housands of people with post-traumatic stress disorder have taken the drug prazosin to ease the nightmares and disturbances that stalk their sleep. Numerous studies have shown the drug to be effective at controlling those episodes. But a team of researchers from the Department of Veterans Affairs, seeking to collect more evidence, set out to study the sustained effectiveness of the treatment.
How many buzzwords can you put in your startup proposal? This one included genomics, blockchain, and cryptocurrency so they’re off to a good start. This announcement is getting attention so I include for completeness. However, I have trouble seeing a path to success.

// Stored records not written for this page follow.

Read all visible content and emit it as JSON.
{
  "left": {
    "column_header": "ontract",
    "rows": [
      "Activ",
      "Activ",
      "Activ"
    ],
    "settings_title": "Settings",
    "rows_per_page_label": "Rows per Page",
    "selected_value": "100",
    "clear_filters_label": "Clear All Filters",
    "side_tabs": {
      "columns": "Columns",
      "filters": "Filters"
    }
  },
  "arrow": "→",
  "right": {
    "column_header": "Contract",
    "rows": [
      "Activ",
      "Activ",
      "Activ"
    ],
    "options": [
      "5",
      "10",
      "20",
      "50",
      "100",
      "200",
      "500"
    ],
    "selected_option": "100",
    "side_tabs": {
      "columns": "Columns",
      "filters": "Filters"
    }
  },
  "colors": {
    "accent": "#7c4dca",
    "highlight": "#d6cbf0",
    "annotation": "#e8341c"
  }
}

genomics startup co-founded by genetics pioneer George Church of Harvard emerged from stealth mode on Wednesday, proclaiming that blockchain, the technology that underlies transactions of cryptocurrencies such as bitcoin, will help people understand their genome, find cures for (unspecified) diseases, and, unlike most existing genomics companies, guarantee that individuals will retain permanent ownership of their DNA data.
Bristol-Myers announced positive results on an Opdivo trial; however, observers had questions due to a change in the study parameters mid-stream.

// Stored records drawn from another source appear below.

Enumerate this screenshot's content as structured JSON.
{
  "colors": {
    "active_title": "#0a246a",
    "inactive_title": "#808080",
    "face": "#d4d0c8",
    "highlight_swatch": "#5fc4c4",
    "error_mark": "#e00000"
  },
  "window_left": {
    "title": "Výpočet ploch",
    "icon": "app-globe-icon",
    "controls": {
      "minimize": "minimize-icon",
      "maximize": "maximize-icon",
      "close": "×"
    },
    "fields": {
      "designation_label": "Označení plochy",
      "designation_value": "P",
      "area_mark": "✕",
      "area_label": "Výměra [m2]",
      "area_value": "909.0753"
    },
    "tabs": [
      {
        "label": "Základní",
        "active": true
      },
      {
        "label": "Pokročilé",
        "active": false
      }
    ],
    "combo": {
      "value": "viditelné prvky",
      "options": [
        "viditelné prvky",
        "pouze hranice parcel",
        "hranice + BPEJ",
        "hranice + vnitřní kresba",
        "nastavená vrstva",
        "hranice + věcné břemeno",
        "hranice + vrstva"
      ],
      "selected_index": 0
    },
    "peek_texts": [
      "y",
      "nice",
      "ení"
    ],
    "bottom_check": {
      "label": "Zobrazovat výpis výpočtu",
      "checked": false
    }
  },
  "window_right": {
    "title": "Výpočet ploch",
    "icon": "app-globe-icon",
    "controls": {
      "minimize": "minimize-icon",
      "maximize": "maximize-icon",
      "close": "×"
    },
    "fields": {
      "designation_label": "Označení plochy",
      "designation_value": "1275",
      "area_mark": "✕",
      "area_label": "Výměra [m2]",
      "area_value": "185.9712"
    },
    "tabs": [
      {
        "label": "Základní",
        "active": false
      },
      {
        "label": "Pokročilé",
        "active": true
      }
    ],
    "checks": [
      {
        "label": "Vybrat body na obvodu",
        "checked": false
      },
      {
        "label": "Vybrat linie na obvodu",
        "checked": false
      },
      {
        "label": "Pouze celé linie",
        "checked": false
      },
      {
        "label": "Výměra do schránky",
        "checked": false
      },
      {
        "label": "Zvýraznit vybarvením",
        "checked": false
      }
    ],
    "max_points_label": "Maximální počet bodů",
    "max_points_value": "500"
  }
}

Investors had been waiting like cats at a fishmonger’s for news on Bristol-Myers Squibb’s test of its two breakthrough cancer drugs, Yervoy and Opdivo, in lung cancer. This morning, Bristol said the study succeeded on a key measure. Wall Street turned up its collective nose, bidding Bristol shares down 4% as part of a larger sell-off of phama stocks.

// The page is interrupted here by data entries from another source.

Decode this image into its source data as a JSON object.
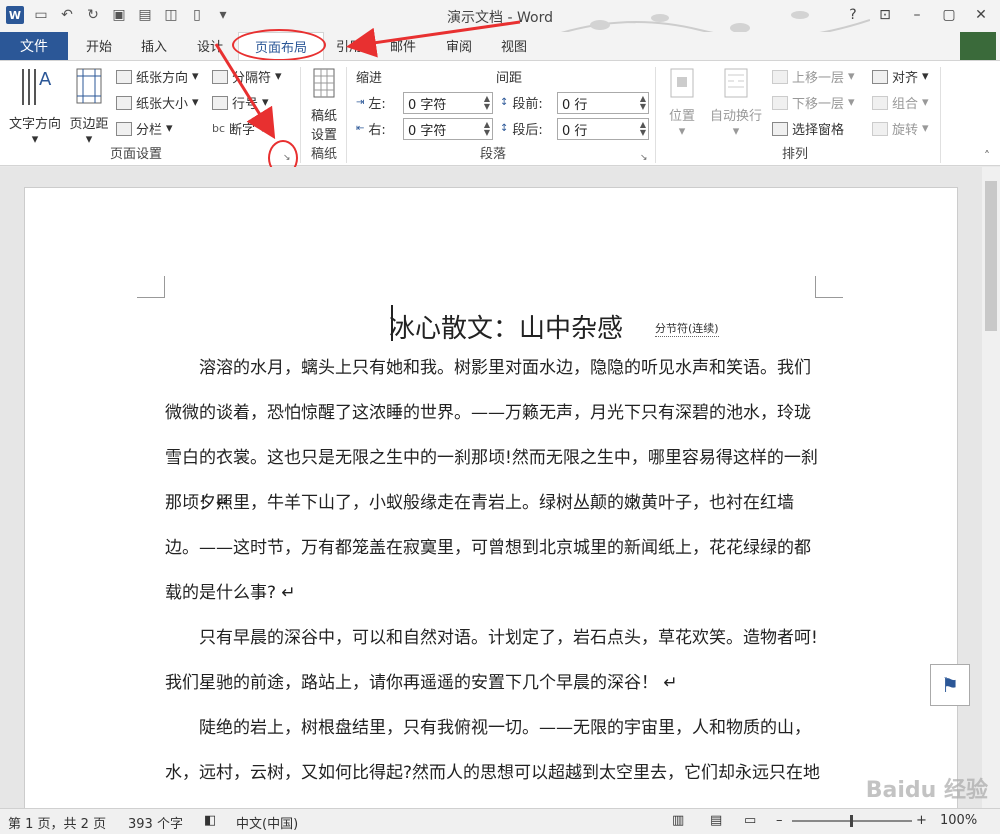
{
  "window": {
    "title": "演示文档 - Word",
    "help": "?"
  },
  "tabs": {
    "file": "文件",
    "home": "开始",
    "insert": "插入",
    "design": "设计",
    "layout": "页面布局",
    "references": "引用",
    "mailings": "邮件",
    "review": "审阅",
    "view": "视图"
  },
  "page_setup": {
    "text_direction": "文字方向",
    "margins": "页边距",
    "orientation": "纸张方向",
    "size": "纸张大小",
    "columns": "分栏",
    "breaks": "分隔符",
    "line_numbers": "行号",
    "hyphenation": "断字",
    "label": "页面设置"
  },
  "manuscript": {
    "btn_line1": "稿纸",
    "btn_line2": "设置",
    "label": "稿纸"
  },
  "paragraph": {
    "indent_title": "缩进",
    "spacing_title": "间距",
    "left_label": "左:",
    "left_value": "0 字符",
    "right_label": "右:",
    "right_value": "0 字符",
    "before_label": "段前:",
    "before_value": "0 行",
    "after_label": "段后:",
    "after_value": "0 行",
    "label": "段落"
  },
  "arrange": {
    "position": "位置",
    "wrap": "自动换行",
    "bring_forward": "上移一层",
    "send_backward": "下移一层",
    "selection_pane": "选择窗格",
    "align": "对齐",
    "group": "组合",
    "rotate": "旋转",
    "label": "排列"
  },
  "document": {
    "title": "冰心散文：山中杂感",
    "section_break": "分节符(连续)",
    "paragraphs": [
      "溶溶的水月，螭头上只有她和我。树影里对面水边，隐隐的听见水声和笑语。我们微微的谈着，恐怕惊醒了这浓睡的世界。——万籁无声，月光下只有深碧的池水，玲珑雪白的衣裳。这也只是无限之生中的一刹那顷!然而无限之生中，哪里容易得这样的一刹那顷！↵",
      "夕照里，牛羊下山了，小蚁般缘走在青岩上。绿树丛颠的嫩黄叶子，也衬在红墙边。——这时节，万有都笼盖在寂寞里，可曾想到北京城里的新闻纸上，花花绿绿的都载的是什么事? ↵",
      "只有早晨的深谷中，可以和自然对语。计划定了，岩石点头，草花欢笑。造物者呵!我们星驰的前途，路站上，请你再遥遥的安置下几个早晨的深谷！ ↵",
      "陡绝的岩上，树根盘结里，只有我俯视一切。——无限的宇宙里，人和物质的山，水，远村，云树，又如何比得起?然而人的思想可以超越到太空里去，它们却永远只在地面上"
    ]
  },
  "status": {
    "page": "第 1 页，共 2 页",
    "words": "393 个字",
    "language": "中文(中国)",
    "zoom": "100%"
  },
  "watermark": "Baidu 经验"
}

Sanofi diabetes drug sales drop as they are excluded from two PBM’s formularies.
As payers increasingly look to put a lid on drug costs-partly through formulary management-the decision by two leading pharmacy benefit managers to exclude Sanofi’s big-sellers in diabetes took a serious toll in 2017. Sanofi reported a U.S. diabetes sales decline of 29.5% in the fourth quarter and 22.8% for the year, to €730 million ($897 million) and €3.12 billion ($3.84 billion), respectively.
Gilead received approval for a new HIV treatment.
Gilead Sciences is all set for its next big launch. On Wednesday, a day after the company reported a disappointing hepatitis C sales outlook, the drugmaker got a needed boost with the FDA’s approval for HIV combo drug Biktarvy-a product some analysts see climbing to $10 billion.
Weekly View In-depth
Right to Try
Last week, the President mentioned the right to try bill in his State of the Union message. While many are skeptical of the need for this bill, it continues to gain momentum. Here is a primer on the debate.
During his first State of the Union Address, U.S. President Donald Trump endorsed a proposed national “Right to Try” law, which aims to make it easier for terminally ill patients to get access to experimental drugs. The idea has widespread and bipartisan support: A bill passed unanimously in the Senate last August, and 38 states have enacted their own versions.
Patient groups do not think this bill is needed, arguing it would do more harm than good.
Nearly 40 patient advocacy groups told House leaders they opposed the “right to try” bill on experimental drugs, arguing the measure would “likely do more harm than good.” In a letter sent to the House leaders of both parties, the groups wrote that they believe the right to try legislation wouldn’t actually lead to greater patient access to unapproved drugs and that the current regulatory framework exists so patient protections aren’t undermined.
Concerns over the right to try bill may result in changes to the version that passed the Senate.
Lawmakers in the House appear likely to make changes to the “right to try” bill on experimental drugs, something supporters worry could make it harder to get the bill to President Trump Donald John Trump Tillerson: Russia already looking to interfere in 2018 midterms Dems pick up deep-red legislative seat in Missouri Speier on Trump’s desire for military parade: ‘We have a Napoleon in the making’ MORE ‘s desk.
Gottlieb believes a compromise is possible.